Items from an interface collection:

"""

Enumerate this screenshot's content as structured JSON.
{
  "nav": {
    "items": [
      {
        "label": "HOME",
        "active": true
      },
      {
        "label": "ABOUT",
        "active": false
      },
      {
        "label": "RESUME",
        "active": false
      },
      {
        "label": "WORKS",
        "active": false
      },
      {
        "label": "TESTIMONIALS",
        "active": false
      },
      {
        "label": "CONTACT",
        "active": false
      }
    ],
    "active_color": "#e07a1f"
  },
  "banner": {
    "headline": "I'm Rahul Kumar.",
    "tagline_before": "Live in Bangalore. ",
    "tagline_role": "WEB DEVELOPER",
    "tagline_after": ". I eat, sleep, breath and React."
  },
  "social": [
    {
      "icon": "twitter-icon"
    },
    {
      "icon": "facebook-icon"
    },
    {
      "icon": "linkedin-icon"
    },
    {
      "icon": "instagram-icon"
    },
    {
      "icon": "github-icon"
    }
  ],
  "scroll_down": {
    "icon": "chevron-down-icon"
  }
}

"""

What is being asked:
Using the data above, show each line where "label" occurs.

Solution to this task:
        "label": "HOME",
        "label": "ABOUT",
        "label": "RESUME",
        "label": "WORKS",
        "label": "TESTIMONIALS",
        "label": "CONTACT",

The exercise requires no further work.